(SUPPLIED MATERIAL begins)

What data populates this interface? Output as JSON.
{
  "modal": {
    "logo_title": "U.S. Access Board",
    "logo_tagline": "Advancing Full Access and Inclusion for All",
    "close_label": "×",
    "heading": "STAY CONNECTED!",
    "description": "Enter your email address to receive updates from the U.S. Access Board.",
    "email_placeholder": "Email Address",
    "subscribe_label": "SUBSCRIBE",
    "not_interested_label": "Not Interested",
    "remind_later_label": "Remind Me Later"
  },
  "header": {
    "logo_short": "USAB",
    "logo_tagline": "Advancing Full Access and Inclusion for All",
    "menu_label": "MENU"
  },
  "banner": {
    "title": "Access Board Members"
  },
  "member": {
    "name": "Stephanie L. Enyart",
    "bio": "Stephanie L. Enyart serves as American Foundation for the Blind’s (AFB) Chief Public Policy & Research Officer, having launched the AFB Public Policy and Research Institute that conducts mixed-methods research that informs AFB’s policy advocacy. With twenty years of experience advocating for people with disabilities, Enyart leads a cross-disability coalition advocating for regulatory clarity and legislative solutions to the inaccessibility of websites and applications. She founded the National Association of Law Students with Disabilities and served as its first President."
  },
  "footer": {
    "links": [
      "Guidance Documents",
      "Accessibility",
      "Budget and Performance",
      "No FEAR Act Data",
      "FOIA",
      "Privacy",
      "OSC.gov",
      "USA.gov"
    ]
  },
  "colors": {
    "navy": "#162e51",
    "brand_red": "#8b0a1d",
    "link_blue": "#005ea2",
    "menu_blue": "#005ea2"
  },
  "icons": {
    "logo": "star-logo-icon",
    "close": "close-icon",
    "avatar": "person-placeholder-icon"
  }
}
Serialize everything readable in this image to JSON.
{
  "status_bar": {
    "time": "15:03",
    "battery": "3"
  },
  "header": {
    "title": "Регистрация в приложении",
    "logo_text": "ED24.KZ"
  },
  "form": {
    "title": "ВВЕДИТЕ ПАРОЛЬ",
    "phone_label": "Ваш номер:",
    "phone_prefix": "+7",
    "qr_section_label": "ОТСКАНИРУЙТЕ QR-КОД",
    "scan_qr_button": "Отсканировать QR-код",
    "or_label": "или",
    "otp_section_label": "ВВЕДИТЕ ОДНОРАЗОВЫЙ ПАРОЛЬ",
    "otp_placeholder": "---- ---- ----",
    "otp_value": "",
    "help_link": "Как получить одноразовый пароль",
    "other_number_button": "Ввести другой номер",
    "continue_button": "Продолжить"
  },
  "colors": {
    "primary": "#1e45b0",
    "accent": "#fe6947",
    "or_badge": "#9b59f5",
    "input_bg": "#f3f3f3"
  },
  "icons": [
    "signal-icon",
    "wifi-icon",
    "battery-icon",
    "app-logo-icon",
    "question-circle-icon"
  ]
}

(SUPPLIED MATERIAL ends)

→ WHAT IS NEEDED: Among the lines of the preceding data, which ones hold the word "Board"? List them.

→ OUTPUT:
    "logo_title": "U.S. Access Board",
    "description": "Enter your email address to receive updates from the U.S. Access Board.",
    "title": "Access Board Members"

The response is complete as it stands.